### Input data
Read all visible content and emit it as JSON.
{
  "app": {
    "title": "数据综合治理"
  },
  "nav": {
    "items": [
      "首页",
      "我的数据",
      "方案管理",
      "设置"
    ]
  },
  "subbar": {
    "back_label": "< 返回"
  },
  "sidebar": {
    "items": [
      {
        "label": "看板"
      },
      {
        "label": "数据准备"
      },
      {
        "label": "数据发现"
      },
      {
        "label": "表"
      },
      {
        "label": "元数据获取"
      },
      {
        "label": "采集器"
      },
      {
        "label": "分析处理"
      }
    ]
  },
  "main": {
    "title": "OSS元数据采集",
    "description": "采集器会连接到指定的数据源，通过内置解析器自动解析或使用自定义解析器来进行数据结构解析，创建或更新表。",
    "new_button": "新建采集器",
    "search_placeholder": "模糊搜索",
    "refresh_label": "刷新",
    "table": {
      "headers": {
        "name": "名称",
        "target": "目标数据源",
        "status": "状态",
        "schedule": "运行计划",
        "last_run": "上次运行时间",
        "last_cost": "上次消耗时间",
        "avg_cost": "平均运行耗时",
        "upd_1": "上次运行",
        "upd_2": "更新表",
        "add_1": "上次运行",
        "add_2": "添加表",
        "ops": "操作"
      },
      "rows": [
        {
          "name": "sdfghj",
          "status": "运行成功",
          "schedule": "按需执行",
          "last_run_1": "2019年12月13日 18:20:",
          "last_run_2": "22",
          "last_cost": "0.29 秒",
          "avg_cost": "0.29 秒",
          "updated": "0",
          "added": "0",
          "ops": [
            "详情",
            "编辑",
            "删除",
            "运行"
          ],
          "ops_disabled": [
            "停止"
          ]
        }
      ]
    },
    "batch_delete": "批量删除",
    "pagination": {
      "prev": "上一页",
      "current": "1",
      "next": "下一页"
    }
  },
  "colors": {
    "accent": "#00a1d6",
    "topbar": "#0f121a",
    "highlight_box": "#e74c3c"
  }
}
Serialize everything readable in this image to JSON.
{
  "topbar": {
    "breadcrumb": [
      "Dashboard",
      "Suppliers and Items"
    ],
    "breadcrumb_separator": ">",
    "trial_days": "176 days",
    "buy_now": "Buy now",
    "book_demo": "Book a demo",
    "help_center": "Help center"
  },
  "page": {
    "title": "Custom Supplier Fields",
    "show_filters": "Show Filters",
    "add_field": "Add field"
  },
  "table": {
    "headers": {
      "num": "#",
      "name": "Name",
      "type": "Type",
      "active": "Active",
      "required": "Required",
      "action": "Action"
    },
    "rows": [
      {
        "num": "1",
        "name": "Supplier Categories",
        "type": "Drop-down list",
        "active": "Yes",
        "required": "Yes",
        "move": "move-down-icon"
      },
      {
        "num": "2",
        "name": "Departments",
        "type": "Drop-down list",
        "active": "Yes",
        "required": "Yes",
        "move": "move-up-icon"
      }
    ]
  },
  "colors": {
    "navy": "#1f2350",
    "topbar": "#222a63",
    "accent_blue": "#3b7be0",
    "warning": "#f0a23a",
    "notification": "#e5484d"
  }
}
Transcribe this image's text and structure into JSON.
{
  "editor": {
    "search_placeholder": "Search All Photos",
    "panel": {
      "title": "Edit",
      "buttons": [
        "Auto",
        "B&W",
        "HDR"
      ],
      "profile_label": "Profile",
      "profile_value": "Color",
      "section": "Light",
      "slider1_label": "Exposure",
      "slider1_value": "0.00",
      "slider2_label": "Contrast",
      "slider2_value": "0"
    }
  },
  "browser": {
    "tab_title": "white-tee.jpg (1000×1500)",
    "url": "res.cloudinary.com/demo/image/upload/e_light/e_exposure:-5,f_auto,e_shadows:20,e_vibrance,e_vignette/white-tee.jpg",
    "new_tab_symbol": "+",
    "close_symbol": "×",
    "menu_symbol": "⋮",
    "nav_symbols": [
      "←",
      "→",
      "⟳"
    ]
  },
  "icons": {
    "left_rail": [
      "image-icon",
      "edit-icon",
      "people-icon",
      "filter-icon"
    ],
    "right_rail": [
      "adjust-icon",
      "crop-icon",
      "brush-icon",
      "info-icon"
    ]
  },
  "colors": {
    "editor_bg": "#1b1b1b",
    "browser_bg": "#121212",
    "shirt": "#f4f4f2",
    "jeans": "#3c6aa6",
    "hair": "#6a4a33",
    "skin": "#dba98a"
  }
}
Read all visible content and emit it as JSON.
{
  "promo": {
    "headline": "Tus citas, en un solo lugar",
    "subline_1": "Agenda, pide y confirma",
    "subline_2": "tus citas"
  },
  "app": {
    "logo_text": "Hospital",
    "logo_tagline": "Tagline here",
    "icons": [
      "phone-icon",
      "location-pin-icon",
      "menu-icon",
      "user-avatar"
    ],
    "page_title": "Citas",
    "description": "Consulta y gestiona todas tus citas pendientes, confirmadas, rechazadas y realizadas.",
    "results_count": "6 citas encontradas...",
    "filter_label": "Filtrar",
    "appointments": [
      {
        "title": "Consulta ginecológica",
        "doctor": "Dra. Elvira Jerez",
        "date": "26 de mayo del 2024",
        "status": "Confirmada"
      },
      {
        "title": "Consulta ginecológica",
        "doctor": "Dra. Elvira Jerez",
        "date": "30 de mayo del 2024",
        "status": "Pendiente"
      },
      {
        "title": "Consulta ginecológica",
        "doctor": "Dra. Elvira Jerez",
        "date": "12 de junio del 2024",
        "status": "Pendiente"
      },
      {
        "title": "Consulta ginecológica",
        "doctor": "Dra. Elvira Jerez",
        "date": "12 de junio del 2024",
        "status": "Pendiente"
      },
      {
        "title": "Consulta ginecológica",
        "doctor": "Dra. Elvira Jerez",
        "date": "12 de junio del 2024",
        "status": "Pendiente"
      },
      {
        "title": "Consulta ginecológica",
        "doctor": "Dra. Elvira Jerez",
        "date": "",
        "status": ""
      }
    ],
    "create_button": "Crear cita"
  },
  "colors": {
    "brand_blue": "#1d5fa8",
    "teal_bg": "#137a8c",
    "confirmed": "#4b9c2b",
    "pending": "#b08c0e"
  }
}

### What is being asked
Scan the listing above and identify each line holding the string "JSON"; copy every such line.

### Reply
Read all visible content and emit it as JSON.
Serialize everything readable in this image to JSON.
Transcribe this image's text and structure into JSON.
Read all visible content and emit it as JSON.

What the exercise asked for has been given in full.